## Exercise details
Return the listing below exactly as it stands. Pictures stay out.

## Materials provided
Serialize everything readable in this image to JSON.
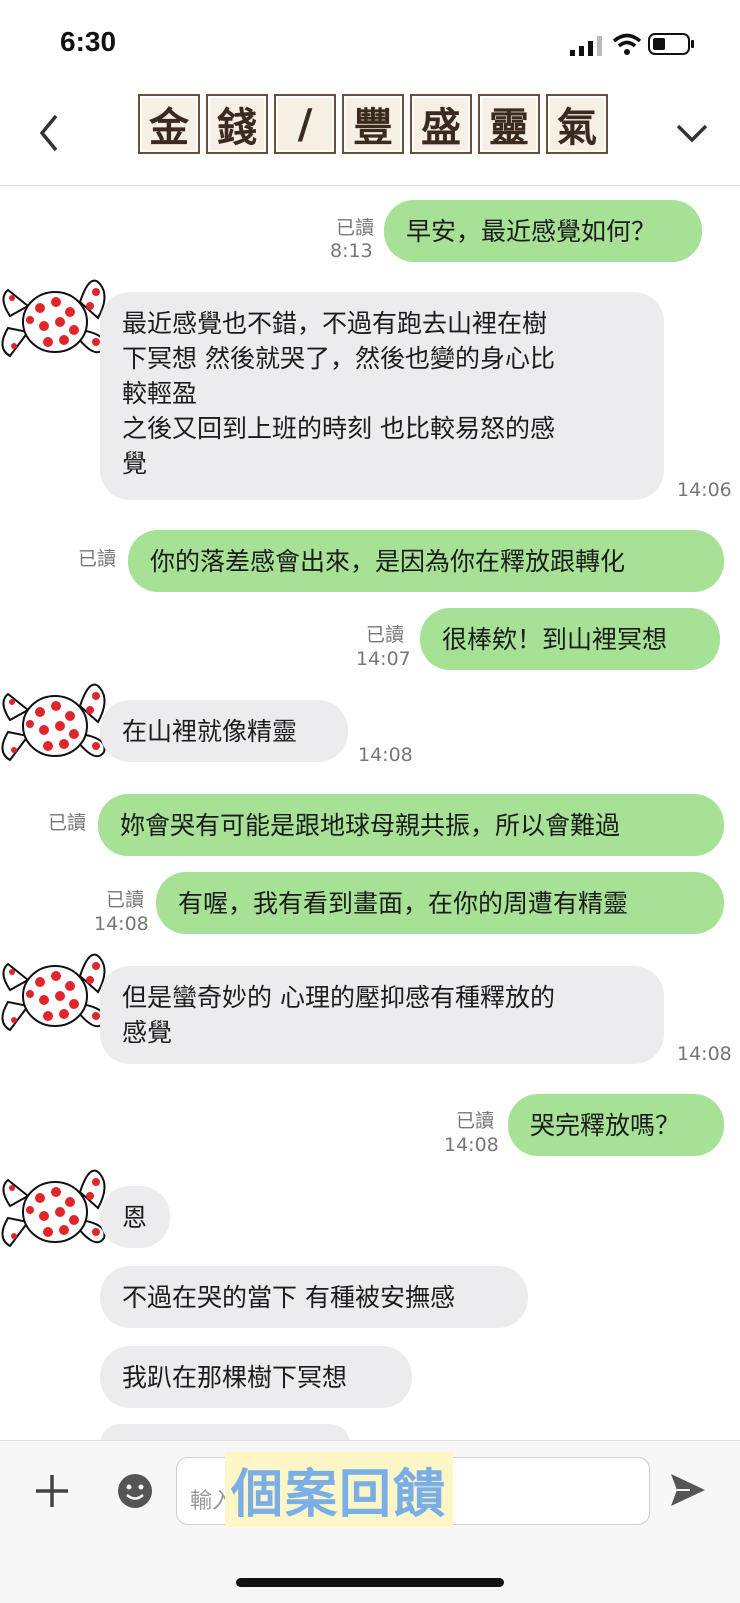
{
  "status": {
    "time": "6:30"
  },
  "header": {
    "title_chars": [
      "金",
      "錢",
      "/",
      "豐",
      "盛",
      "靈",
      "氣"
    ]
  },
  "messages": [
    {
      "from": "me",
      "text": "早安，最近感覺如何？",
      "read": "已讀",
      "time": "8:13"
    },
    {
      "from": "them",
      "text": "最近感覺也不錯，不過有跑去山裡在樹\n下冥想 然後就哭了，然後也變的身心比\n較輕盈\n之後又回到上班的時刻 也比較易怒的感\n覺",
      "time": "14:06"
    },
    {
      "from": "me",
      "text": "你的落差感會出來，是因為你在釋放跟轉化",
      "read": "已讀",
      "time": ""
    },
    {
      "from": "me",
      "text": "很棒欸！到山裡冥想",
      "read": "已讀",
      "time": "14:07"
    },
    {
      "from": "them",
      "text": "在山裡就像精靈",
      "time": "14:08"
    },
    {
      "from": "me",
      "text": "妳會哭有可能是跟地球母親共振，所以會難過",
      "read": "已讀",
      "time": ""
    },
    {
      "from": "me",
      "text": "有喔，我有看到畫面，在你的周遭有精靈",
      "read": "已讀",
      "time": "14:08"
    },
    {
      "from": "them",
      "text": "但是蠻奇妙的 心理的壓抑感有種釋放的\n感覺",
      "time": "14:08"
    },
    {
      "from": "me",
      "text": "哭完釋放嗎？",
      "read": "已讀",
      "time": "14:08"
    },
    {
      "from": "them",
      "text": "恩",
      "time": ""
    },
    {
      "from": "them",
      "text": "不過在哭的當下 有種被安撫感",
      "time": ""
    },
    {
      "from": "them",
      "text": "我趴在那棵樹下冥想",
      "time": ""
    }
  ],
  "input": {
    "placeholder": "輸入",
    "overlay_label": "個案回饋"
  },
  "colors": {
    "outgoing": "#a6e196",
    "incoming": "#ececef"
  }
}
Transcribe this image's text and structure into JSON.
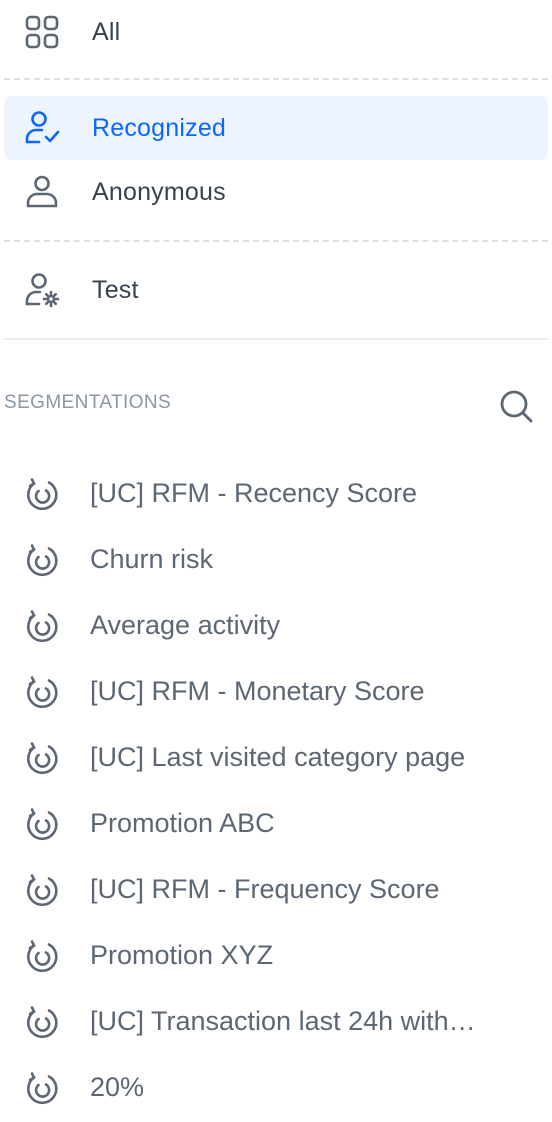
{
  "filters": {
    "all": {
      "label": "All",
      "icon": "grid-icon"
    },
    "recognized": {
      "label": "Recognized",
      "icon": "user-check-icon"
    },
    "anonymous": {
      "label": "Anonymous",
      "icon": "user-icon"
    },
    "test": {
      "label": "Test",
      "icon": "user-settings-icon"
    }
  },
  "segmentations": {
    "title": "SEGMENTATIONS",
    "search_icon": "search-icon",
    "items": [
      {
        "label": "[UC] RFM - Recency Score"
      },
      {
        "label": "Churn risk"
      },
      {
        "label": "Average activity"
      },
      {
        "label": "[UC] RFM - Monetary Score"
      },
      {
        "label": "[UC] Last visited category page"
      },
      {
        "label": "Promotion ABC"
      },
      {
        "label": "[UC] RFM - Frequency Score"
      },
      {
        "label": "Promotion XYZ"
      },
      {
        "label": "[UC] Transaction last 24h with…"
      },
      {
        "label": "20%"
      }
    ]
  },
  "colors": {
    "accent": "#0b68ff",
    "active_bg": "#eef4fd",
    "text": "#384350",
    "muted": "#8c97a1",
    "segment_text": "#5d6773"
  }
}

## The completed task
Serialize everything readable in this image to JSON.
{
  "status": {
    "time": "6:30"
  },
  "header": {
    "title_chars": [
      "金",
      "錢",
      "/",
      "豐",
      "盛",
      "靈",
      "氣"
    ]
  },
  "messages": [
    {
      "from": "me",
      "text": "早安，最近感覺如何？",
      "read": "已讀",
      "time": "8:13"
    },
    {
      "from": "them",
      "text": "最近感覺也不錯，不過有跑去山裡在樹\n下冥想 然後就哭了，然後也變的身心比\n較輕盈\n之後又回到上班的時刻 也比較易怒的感\n覺",
      "time": "14:06"
    },
    {
      "from": "me",
      "text": "你的落差感會出來，是因為你在釋放跟轉化",
      "read": "已讀",
      "time": ""
    },
    {
      "from": "me",
      "text": "很棒欸！到山裡冥想",
      "read": "已讀",
      "time": "14:07"
    },
    {
      "from": "them",
      "text": "在山裡就像精靈",
      "time": "14:08"
    },
    {
      "from": "me",
      "text": "妳會哭有可能是跟地球母親共振，所以會難過",
      "read": "已讀",
      "time": ""
    },
    {
      "from": "me",
      "text": "有喔，我有看到畫面，在你的周遭有精靈",
      "read": "已讀",
      "time": "14:08"
    },
    {
      "from": "them",
      "text": "但是蠻奇妙的 心理的壓抑感有種釋放的\n感覺",
      "time": "14:08"
    },
    {
      "from": "me",
      "text": "哭完釋放嗎？",
      "read": "已讀",
      "time": "14:08"
    },
    {
      "from": "them",
      "text": "恩",
      "time": ""
    },
    {
      "from": "them",
      "text": "不過在哭的當下 有種被安撫感",
      "time": ""
    },
    {
      "from": "them",
      "text": "我趴在那棵樹下冥想",
      "time": ""
    }
  ],
  "input": {
    "placeholder": "輸入",
    "overlay_label": "個案回饋"
  },
  "colors": {
    "outgoing": "#a6e196",
    "incoming": "#ececef"
  }
}
Transcribe this image's text and structure into JSON.
{
  "filters": {
    "all": {
      "label": "All",
      "icon": "grid-icon"
    },
    "recognized": {
      "label": "Recognized",
      "icon": "user-check-icon"
    },
    "anonymous": {
      "label": "Anonymous",
      "icon": "user-icon"
    },
    "test": {
      "label": "Test",
      "icon": "user-settings-icon"
    }
  },
  "segmentations": {
    "title": "SEGMENTATIONS",
    "search_icon": "search-icon",
    "items": [
      {
        "label": "[UC] RFM - Recency Score"
      },
      {
        "label": "Churn risk"
      },
      {
        "label": "Average activity"
      },
      {
        "label": "[UC] RFM - Monetary Score"
      },
      {
        "label": "[UC] Last visited category page"
      },
      {
        "label": "Promotion ABC"
      },
      {
        "label": "[UC] RFM - Frequency Score"
      },
      {
        "label": "Promotion XYZ"
      },
      {
        "label": "[UC] Transaction last 24h with…"
      },
      {
        "label": "20%"
      }
    ]
  },
  "colors": {
    "accent": "#0b68ff",
    "active_bg": "#eef4fd",
    "text": "#384350",
    "muted": "#8c97a1",
    "segment_text": "#5d6773"
  }
}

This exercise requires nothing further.